I had a similar experience as a newly wed sitting under the teaching of a pastor who my husband and I genuinely respect and felt spiritually fed. He believed and openly taught that Muslims were silently taking over our nation by coming here and having children at a higher rate then Christians.

Make no mistake that kind of teaching has no place in the kingdom of God. These men and those like them may be afraid that Western civilization is dying, but that is not relevant to the teaching or the kingdom of Jesus Christ.

Western civilization, like all human civilization, was founded using the tools of empire: genocide, slavery, exploitation, and tyranny. But the kingdom of God is not like the kingdom of men. It is a kingdom and not an empire. It was not founded by it's king's rise to power but by his descent from power. Jesus came into the world as a penniless baby born in a stable. The kings of this world secure their kingdoms by leaving a long trail of bodies. Jesus secured His by offering up His body broken for the world.

The church's preference for Western civilization makes us ill-equipped to aide Syrian refugees or anyone else who will not assimilate to our cultural standards.

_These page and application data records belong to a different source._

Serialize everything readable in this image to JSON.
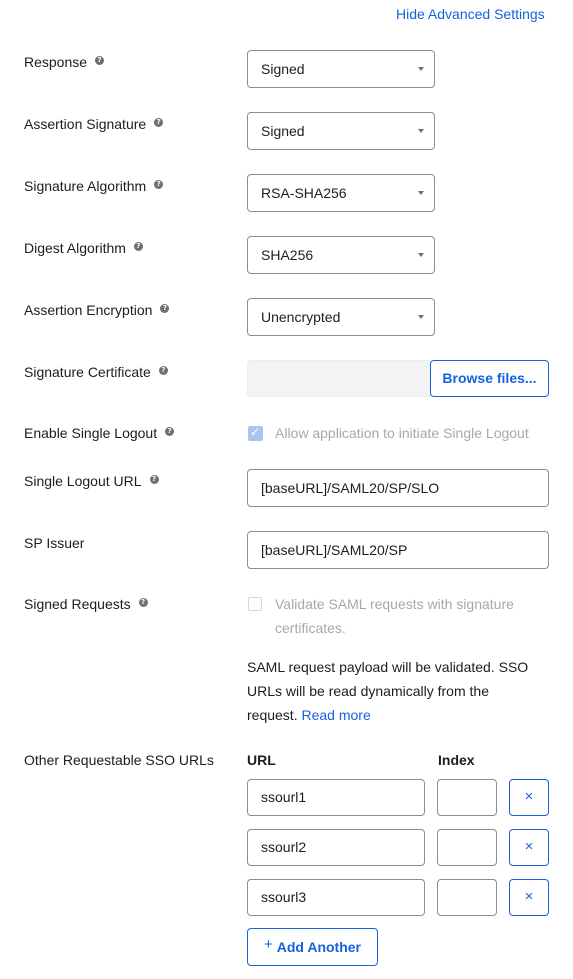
{
  "header": {
    "advanced_toggle": "Hide Advanced Settings"
  },
  "fields": {
    "response": {
      "label": "Response",
      "value": "Signed"
    },
    "assertion_signature": {
      "label": "Assertion Signature",
      "value": "Signed"
    },
    "signature_algorithm": {
      "label": "Signature Algorithm",
      "value": "RSA-SHA256"
    },
    "digest_algorithm": {
      "label": "Digest Algorithm",
      "value": "SHA256"
    },
    "assertion_encryption": {
      "label": "Assertion Encryption",
      "value": "Unencrypted"
    },
    "signature_certificate": {
      "label": "Signature Certificate",
      "file_value": "",
      "browse_label": "Browse files..."
    },
    "single_logout": {
      "label": "Enable Single Logout",
      "checkbox_label": "Allow application to initiate Single Logout",
      "checked": true,
      "disabled": true
    },
    "single_logout_url": {
      "label": "Single Logout URL",
      "value": "[baseURL]/SAML20/SP/SLO"
    },
    "sp_issuer": {
      "label": "SP Issuer",
      "value": "[baseURL]/SAML20/SP"
    },
    "signed_requests": {
      "label": "Signed Requests",
      "checkbox_label_line1": "Validate SAML requests with signature",
      "checkbox_label_line2": "certificates.",
      "checked": false,
      "disabled": true,
      "help_line1": "SAML request payload will be validated. SSO",
      "help_line2": "URLs will be read dynamically from the",
      "help_line3_prefix": "request.",
      "read_more": "Read more"
    },
    "other_sso_urls": {
      "label": "Other Requestable SSO URLs",
      "url_header": "URL",
      "index_header": "Index",
      "rows": [
        {
          "url": "ssourl1",
          "index": "",
          "remove": "×"
        },
        {
          "url": "ssourl2",
          "index": "",
          "remove": "×"
        },
        {
          "url": "ssourl3",
          "index": "",
          "remove": "×"
        }
      ],
      "add_icon": "+",
      "add_label": "Add Another"
    }
  },
  "icons": {
    "help": "?",
    "check": "✓"
  },
  "colors": {
    "link": "#1662dd",
    "border": "#8c8c96",
    "disabled_text": "#a7a7ad",
    "checkbox_checked": "#a9c4ee"
  }
}
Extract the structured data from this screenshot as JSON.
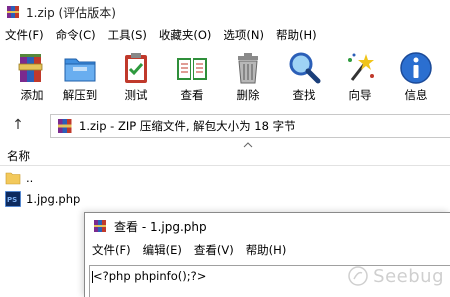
{
  "window": {
    "title": "1.zip (评估版本)"
  },
  "menu": [
    "文件(F)",
    "命令(C)",
    "工具(S)",
    "收藏夹(O)",
    "选项(N)",
    "帮助(H)"
  ],
  "toolbar": [
    {
      "label": "添加",
      "icon": "add-archive-icon"
    },
    {
      "label": "解压到",
      "icon": "extract-folder-icon"
    },
    {
      "label": "测试",
      "icon": "test-clipboard-icon"
    },
    {
      "label": "查看",
      "icon": "view-book-icon"
    },
    {
      "label": "删除",
      "icon": "trash-icon"
    },
    {
      "label": "查找",
      "icon": "magnifier-icon"
    },
    {
      "label": "向导",
      "icon": "wizard-wand-icon"
    },
    {
      "label": "信息",
      "icon": "info-icon"
    }
  ],
  "address": {
    "text": "1.zip - ZIP 压缩文件, 解包大小为 18 字节"
  },
  "list": {
    "header": "名称",
    "rows": [
      {
        "name": "..",
        "icon": "folder-icon"
      },
      {
        "name": "1.jpg.php",
        "icon": "php-file-icon"
      }
    ]
  },
  "viewer": {
    "title": "查看 - 1.jpg.php",
    "menu": [
      "文件(F)",
      "编辑(E)",
      "查看(V)",
      "帮助(H)"
    ],
    "content": "<?php phpinfo();?>"
  },
  "watermark": {
    "text": "Seebug"
  },
  "colors": {
    "winrar_red": "#c0392b",
    "winrar_blue": "#2b5fb8",
    "folder_yellow": "#f3c95b",
    "php_bg": "#0d2a5e"
  }
}
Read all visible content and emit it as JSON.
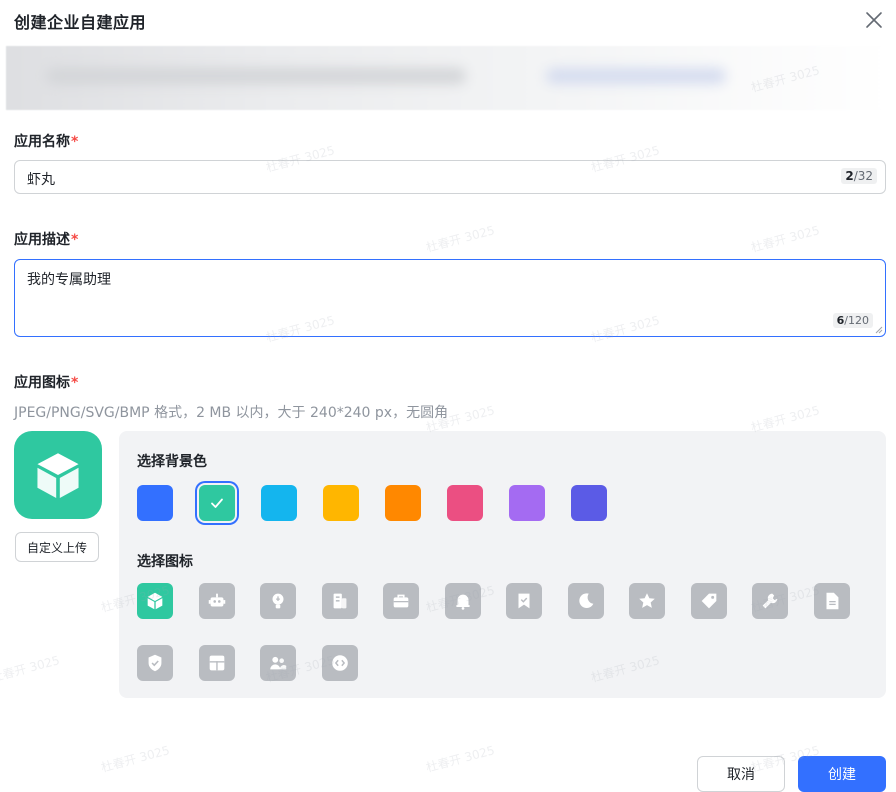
{
  "dialog": {
    "title": "创建企业自建应用"
  },
  "form": {
    "name_label": "应用名称",
    "required_mark": "*",
    "name_value": "虾丸",
    "name_count": "2",
    "name_max": "/32",
    "desc_label": "应用描述",
    "desc_value": "我的专属助理",
    "desc_count": "6",
    "desc_max": "/120",
    "icon_label": "应用图标",
    "icon_hint": "JPEG/PNG/SVG/BMP 格式，2 MB 以内，大于 240*240 px，无圆角",
    "upload_label": "自定义上传"
  },
  "picker": {
    "bg_title": "选择背景色",
    "icon_title": "选择图标",
    "colors": [
      "#3370ff",
      "#2fc8a0",
      "#14b5ee",
      "#ffb600",
      "#ff8800",
      "#eb4f82",
      "#a46bf2",
      "#5b5be6"
    ],
    "selected_color_index": 1,
    "icons": [
      "cube-icon",
      "robot-icon",
      "lightbulb-icon",
      "building-icon",
      "briefcase-icon",
      "bell-icon",
      "bookmark-check-icon",
      "moon-icon",
      "star-icon",
      "tag-icon",
      "wrench-icon",
      "document-icon",
      "shield-check-icon",
      "layout-icon",
      "users-icon",
      "code-icon"
    ],
    "selected_icon_index": 0
  },
  "footer": {
    "cancel_label": "取消",
    "create_label": "创建"
  },
  "watermark": "杜春开 3025"
}
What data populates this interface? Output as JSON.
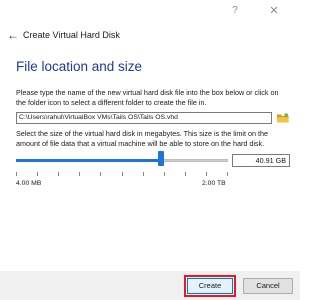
{
  "window": {
    "help_label": "?",
    "close_label": "✕"
  },
  "header": {
    "back_label": "←",
    "title": "Create Virtual Hard Disk"
  },
  "page": {
    "title": "File location and size",
    "location_description": "Please type the name of the new virtual hard disk file into the box below or click on the folder icon to select a different folder to create the file in.",
    "file_path": "C:\\Users\\rahul\\VirtualBox VMs\\Tails OS\\Tails OS.vhd",
    "size_description": "Select the size of the virtual hard disk in megabytes. This size is the limit on the amount of file data that a virtual machine will be able to store on the hard disk.",
    "size_value": "40.91 GB",
    "slider_level": 0.685,
    "min_label": "4.00 MB",
    "max_label": "2.00 TB"
  },
  "buttons": {
    "create_label": "Create",
    "cancel_label": "Cancel"
  },
  "icons": {
    "folder": "folder-icon",
    "back": "back-arrow-icon"
  },
  "colors": {
    "title": "#1e3a9a",
    "accent": "#1e74d8",
    "highlight": "#e31b23",
    "folder": "#e8b22d"
  }
}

It can also make us callous to the experiences of minorities who have suffered under our civil "progress" or those we think might threaten the survival of it.

Brothers and sisters, this should not be so. As I hear Christians talk about nuking ISIS and killing the families of terrorists I think we need to remember that in the empire of man might equals right, but in the kingdom of God not one soul is irredeemable--not even the soul of a terrorist.

The truest allegiance of a Christian is not to a civilization, or a country but to the kingdom of God. The inevitable fall of Western civilization might upset your comfort, but it can never shake your kingdom.

And now, because Jesus has promised that his kingdom of peace shall have no end, let us follow him into the world, reconciling men to God and to one another through the trail of our broken bodies.  

The high priest carries the blood of animals into the Most Holy Place as a sin offering, but the bodies are burned outside the camp. And so Jesus also suffered outside the city gate to make the people holy through his own blood. Let us, then, go to him outside the camp, bearing the disgrace he bore.  For here we do not have an enduring city, but we are looking for the city that is to come.- Hebrews 13:11-14